Hi, Bryan Here…
Director Yang Woo-seok did a great job with his first outing with ‘The Attorney‘, the South Korean flick that has gone on to be one of the biggest films in the country. The movie is based on the real events of Roh Moo-hyun, who was South Korea’s ninth president, who later became an activist. The performances are top notch from everyone involved with Song Kang-ho (‘The Host‘) giving his best performance to date. This two-hour films deserves a wider release state-side.
If you were to look at the poster for the film, as you can see above, you would think that ‘The Attorney‘ was an easy-going comedy about an underdog lawyer whose success upsets his judgmental co-workers. And this is true for the first half-hour or so of the film, but the tone oddly shifts to a rough courtroom drama. I did not quite expect that, but if you set aside the shift in genres, the performance of Song really carries this film all the way.

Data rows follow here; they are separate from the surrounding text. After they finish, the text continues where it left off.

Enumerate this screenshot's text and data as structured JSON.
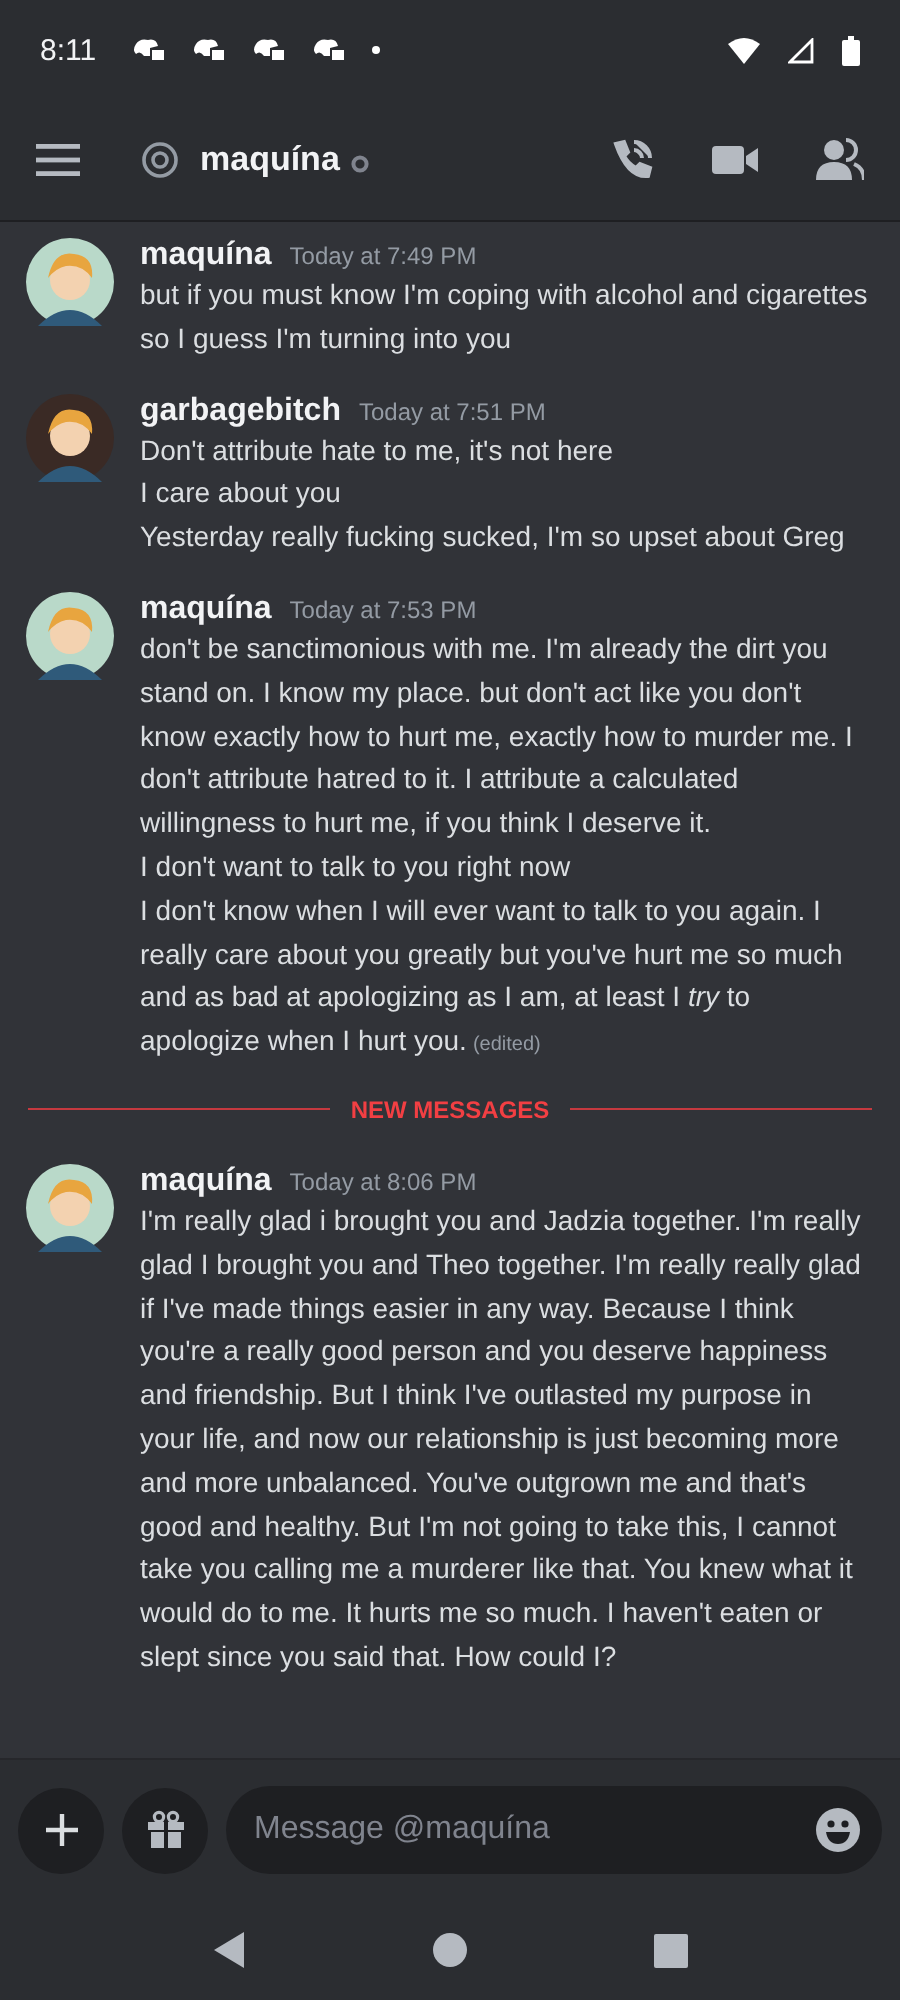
{
  "status_bar": {
    "time": "8:11"
  },
  "header": {
    "channel_name": "maquína"
  },
  "groups": [
    {
      "kind": "message",
      "author": "maquína",
      "color": "#b9d9c9",
      "timestamp": "Today at 7:49 PM",
      "lines": [
        {
          "text": "but if you must know I'm coping with alcohol and cigarettes so I guess I'm turning into you"
        }
      ]
    },
    {
      "kind": "message",
      "author": "garbagebitch",
      "color": "#3a2a25",
      "timestamp": "Today at 7:51 PM",
      "lines": [
        {
          "text": "Don't attribute hate to me, it's not here"
        },
        {
          "text": "I care about you"
        },
        {
          "text": "Yesterday really fucking sucked, I'm so upset about Greg"
        }
      ]
    },
    {
      "kind": "message",
      "author": "maquína",
      "color": "#b9d9c9",
      "timestamp": "Today at 7:53 PM",
      "lines": [
        {
          "text": "don't be sanctimonious with me. I'm already the dirt you stand on. I know my place. but don't act like you don't know exactly how to hurt me, exactly how to murder me. I don't attribute hatred to it. I attribute a calculated willingness to hurt me, if you think I deserve it."
        },
        {
          "text": "I don't want to talk to you right now"
        },
        {
          "text": "I don't know when I will ever want to talk to you again. I really care about you greatly but you've hurt me so much and as bad at apologizing as I am, at least I *try* to apologize when I hurt you.",
          "edited": "(edited)"
        }
      ]
    },
    {
      "kind": "divider",
      "label": "NEW MESSAGES"
    },
    {
      "kind": "message",
      "author": "maquína",
      "color": "#b9d9c9",
      "timestamp": "Today at 8:06 PM",
      "lines": [
        {
          "text": "I'm really glad i brought you and Jadzia together. I'm really glad I brought you and Theo together. I'm really really glad if I've made things easier in any way. Because I think you're a really good person and you deserve happiness and friendship. But I think I've outlasted my purpose in your life, and now our relationship is just becoming more and more unbalanced. You've outgrown me and that's good and healthy. But I'm not going to take this, I cannot take you calling me a murderer like that. You knew what it would do to me. It hurts me so much. I haven't eaten or slept since you said that. How could I?"
        }
      ]
    }
  ],
  "composer": {
    "placeholder": "Message @maquína"
  }
}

Song Kang-ho plays Song Woo-seok , a successful lawyer who only has a high-school education, which infuriates his co-workers. It seems that he is only in the law business to make tons of cash, with no real moral compass. However, he has a change of heart when he takes on a case that involves a young man named Park Jin-woo (Lim Si-wan), a college student who was wrongfully arrested and tortured by the police for reading anti-communist books. The police set up this trial that is almost certain to convict the poor kid, which he was brutally forced to give a false confession.
The movie itself as a whole is good, but once it shifts into the courtroom drama, things get a bit cliched, and we see some events unfold that we have seen many times before. Our main character was a much more fun character to watch and be with in the first half of the movie before the moral switch, but Song pulls it off well.
That being said, ‘The Attorney‘ still tells an unrelenting story, which takes place in the 1980s about South Korea’s social and political climate, which is sure to strike a chord with audiences. This is an excellent first film for Yang, and I look forward to seeing his future endeavors. This film deserves to be seen.
– Bryan Kluger